Voice/Vision Holocaust Survivor Oral History Archive

Nathan, Bernard, and Samuel Offen - September 3, 1987


Okay, I think we'll begin. Could you--starting with Sam--just tell me your names and where you were born, please.

SO: Okay, my name is Sam Offen. I was born in Kraków, Poland, August 7th, 1921, which makes me 66-years-old.

NO: Uh, I am Nathan Offen. I was born in Kraków, December the 15th, 1922. This makes me--next December, I be 65.

BO: I was born the same place because these guys are my br...my brothers. So uh, but, up to a month ago, I thought I was uh, born on, uh March 7th, 1931. But a month--two months ago I found out that I was born on April 17th, 1929. So Im two years older than I was 2 months ago, so...

SO: This makes us closer.

BO: Thats true.

Uh, now this...

SO: Not only in age.

Briefly, can you tell me what--during the war um, where were you during the war?

SO: Well, uh, I spent, uh, the beginning of the war, when the Nazis came into Kraków, I spent in first labor camps, eventually it was the ghetto in Kraków, then it was concentration camp Płaszów which was outside of Kraków.
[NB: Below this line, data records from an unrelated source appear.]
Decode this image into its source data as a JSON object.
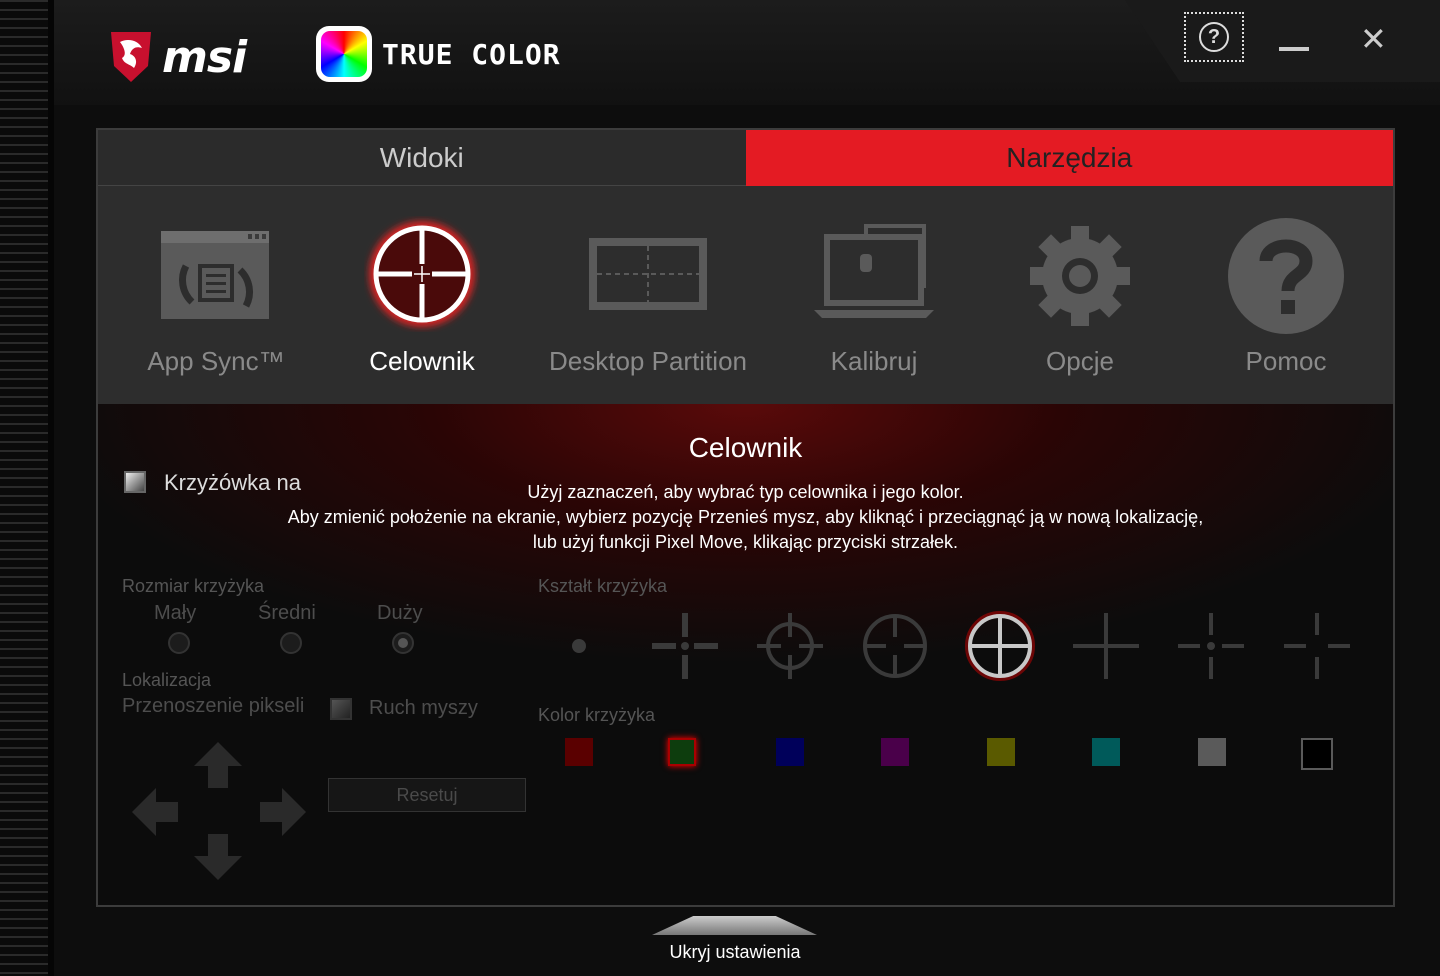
{
  "header": {
    "brand": "msi",
    "product": "TRUE COLOR"
  },
  "window_controls": {
    "help": "?",
    "close": "✕"
  },
  "tabs": [
    {
      "label": "Widoki",
      "active": false
    },
    {
      "label": "Narzędzia",
      "active": true
    }
  ],
  "tools": [
    {
      "label": "App Sync™",
      "icon": "app-sync-icon"
    },
    {
      "label": "Celownik",
      "icon": "crosshair-icon",
      "active": true
    },
    {
      "label": "Desktop Partition",
      "icon": "desktop-partition-icon"
    },
    {
      "label": "Kalibruj",
      "icon": "calibrate-icon"
    },
    {
      "label": "Opcje",
      "icon": "gear-icon"
    },
    {
      "label": "Pomoc",
      "icon": "help-icon"
    }
  ],
  "content": {
    "title": "Celownik",
    "desc1": "Użyj zaznaczeń, aby wybrać typ celownika i jego kolor.",
    "desc2": "Aby zmienić położenie na ekranie, wybierz pozycję Przenieś mysz, aby kliknąć i przeciągnąć ją w nową lokalizację,",
    "desc3": "lub użyj funkcji Pixel Move, klikając przyciski strzałek.",
    "toggle_label": "Krzyżówka na",
    "size_label": "Rozmiar krzyżyka",
    "sizes": [
      {
        "label": "Mały"
      },
      {
        "label": "Średni"
      },
      {
        "label": "Duży",
        "selected": true
      }
    ],
    "location_label": "Lokalizacja",
    "pixel_move_label": "Przenoszenie pikseli",
    "mouse_move_label": "Ruch myszy",
    "reset_label": "Resetuj",
    "shape_label": "Kształt krzyżyka",
    "selected_shape_index": 4,
    "color_label": "Kolor krzyżyka",
    "colors": [
      "#5a0000",
      "#0d3d0d",
      "#00005a",
      "#4a004a",
      "#5a5a00",
      "#005a5a",
      "#5a5a5a",
      "#000000"
    ],
    "selected_color_index": 1
  },
  "footer": {
    "hide_label": "Ukryj ustawienia"
  }
}
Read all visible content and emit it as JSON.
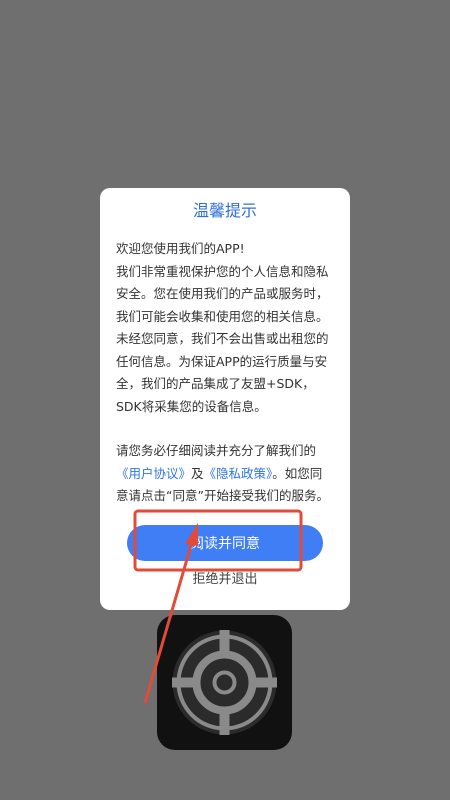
{
  "dialog": {
    "title": "温馨提示",
    "paragraphs": [
      "欢迎您使用我们的APP!",
      "我们非常重视保护您的个人信息和隐私安全。您在使用我们的产品或服务时，我们可能会收集和使用您的相关信息。未经您同意，我们不会出售或出租您的任何信息。为保证APP的运行质量与安全，我们的产品集成了友盟+SDK，SDK将采集您的设备信息。"
    ],
    "notice": {
      "before": "请您务必仔细阅读并充分了解我们的",
      "link_user_agreement": "《用户协议》",
      "and": "及",
      "link_privacy_policy": "《隐私政策》",
      "after": "。如您同意请点击“同意”开始接受我们的服务。"
    },
    "agree_button": "阅读并同意",
    "exit_link": "拒绝并退出"
  },
  "app_icon": {
    "icon_name": "target-crosshair-icon"
  },
  "colors": {
    "title": "#2f6fd8",
    "primary_button": "#3f7ef5",
    "link": "#2f74ea",
    "annotation": "#e14b38",
    "background_overlay": "#6f6f6f"
  }
}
And salt mine Wieliczka, not too far away from Kraków. And then I was sent to Mauthausen and Gusen in Austria, where I was liberated.

NO: When the war broke out in 1939, when the German mar...marched into Kraków, uh, soon after that, uh, they were holding Jews uh, to do manual labor, and uh, and beating up and just at will grabbing us from the streets and uh, and uh, whatever they wanted to do with us they were doing--physical abusing and so forth.

Were you also then in a labor camp?

NO: Oh sure I was. I was uh, at first I was uh, first they took me from the--before they built the ghetto, they took me to a place, oh, about thirty miles outside Kraków to a, to ah uh, to a uh, quarry--rock quarry. And I had to uh, sit and break with this sledgehammer rock--granite rock. And I worked there a few months. This was my first time that I was away from home and uh, I, I really cried myself at night, to bed. And then I came back home and they uh, they start forming the ghetto, and then they shipped us from the ghetto--they liquidated the ghetto. From the ghetto they took to Wieliczka. I was with Sam in Wieliczka; that's a salt mine thats a few miles outside of Kraków. And from Wieliczka uh, at that time the Russians were advancing, and the German moved us out to uh, uh, back to Płaszów and from Płaszów they shipped us to Mauthausen. And I spend the rest of the war to the liberation in Mauthausen.

© Board of Regents University of Michigan-Dearborn